The UN Fish Stock Agreements, established under the UNCLOS focuses on straddling fish stocks, or stocks that migrate from one country’s Exclusive Economic Zone to another. Many species dependent on coral reefs are highly migratory, opening the possibility of protection through this agreement. Article 5 requires adapting to ensure long term sustainability of the fish species, assessing impacts on fish and other species for environmental factors, and minimizing pollution and protecting biodiversity in the marine environment. Many of the species being affected by ocean acidification fall under the category of migratory species or straddling stocks, such as salmon. Again, this agreement would provide a mandate for countries to challenge rising levels of CO2 and the impact on those kinds of species.
Another potentially useful treaty is the Convention on Biological Diversity (CBD). Since ocean acidification causes trophic cascade and loss of species in the food chain, the CBD could be applicable. Article 3 asks that countries refrain from activities that damage biodiversity outside their territory. Since increases of CO2 in the atmosphere and related ocean acidification impacts biodiversity, the CBD could be instrumental. Moreover, the Nagoya Strategic Plan within the CBD has a mandate specifically to address ocean acidification. The issue has already been incorporated into the CBD. The CBD has some limitations: it doesn’t have a binding dispute resolution mechanism and it has poor record in terms of protecting biodiversity. However it has the ability to exert pressure on countries and advance its mandate to focus on impacts of ocean acidification.
Finally, there are other potential regimes such as many fishery regimes that include options to protect threatened areas. The scope of marine protected areas can be expanded to acknowledge the threats of ocean acidification. Ocean acidification from pollutants, such as SO2, can be addressed through LORTAP (Long Range Transboundary Air Pollution) regime.
We have studied only 1-2 percent of world’s ocean species in term of impacts of ocean acidification, creating a huge opportunity for more research. Most current research is lab-based, limiting the scope of real-world application. More information is needed relating to synergism and interactive impacts, as well as multi species impacts in the real world. Such research might be expensive, but is critical to determining several related questions.
Ocean acidification is rapidly emerging as a serious threat to the world’s ocean species. It is also an appealing topic to address from a political standpoint as it is easily understandable to the public and lacks the ideological baggage attached to climate change debates. It is an issue that easily could be a tool for reducing CO2 emissions, and ideally should be emphasized at the same level as the climate impact from greenhouse gases.

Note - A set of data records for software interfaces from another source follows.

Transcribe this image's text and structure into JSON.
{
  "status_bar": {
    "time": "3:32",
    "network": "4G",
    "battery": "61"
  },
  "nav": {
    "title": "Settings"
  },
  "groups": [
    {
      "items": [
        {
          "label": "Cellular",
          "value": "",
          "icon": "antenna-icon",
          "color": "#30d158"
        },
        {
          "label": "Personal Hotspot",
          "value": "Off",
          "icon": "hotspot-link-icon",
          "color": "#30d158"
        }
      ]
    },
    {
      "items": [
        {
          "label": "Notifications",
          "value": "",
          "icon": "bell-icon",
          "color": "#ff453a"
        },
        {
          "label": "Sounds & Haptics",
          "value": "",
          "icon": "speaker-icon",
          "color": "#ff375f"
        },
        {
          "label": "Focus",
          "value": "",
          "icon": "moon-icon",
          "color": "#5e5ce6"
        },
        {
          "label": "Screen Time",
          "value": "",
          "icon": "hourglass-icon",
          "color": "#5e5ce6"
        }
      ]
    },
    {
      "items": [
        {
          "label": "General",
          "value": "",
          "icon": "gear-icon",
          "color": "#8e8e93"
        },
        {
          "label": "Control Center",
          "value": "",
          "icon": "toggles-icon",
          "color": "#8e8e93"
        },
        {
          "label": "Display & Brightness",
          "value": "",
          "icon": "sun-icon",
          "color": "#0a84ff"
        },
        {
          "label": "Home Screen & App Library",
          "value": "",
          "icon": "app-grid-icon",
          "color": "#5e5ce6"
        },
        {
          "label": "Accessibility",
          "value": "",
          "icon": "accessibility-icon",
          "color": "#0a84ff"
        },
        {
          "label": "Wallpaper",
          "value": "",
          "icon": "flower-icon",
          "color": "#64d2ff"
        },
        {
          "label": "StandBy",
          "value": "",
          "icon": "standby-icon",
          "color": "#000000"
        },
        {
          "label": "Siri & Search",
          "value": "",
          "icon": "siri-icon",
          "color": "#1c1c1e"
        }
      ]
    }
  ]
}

The Global Environmental Politics program in the School of International Service at American University is a diverse and inclusive community. The program does not necessarily endorse the ideas contained in this or any other guest post. Please understand that our aim is to provide a space for the expression of a range of perspectives on global environmental concerns.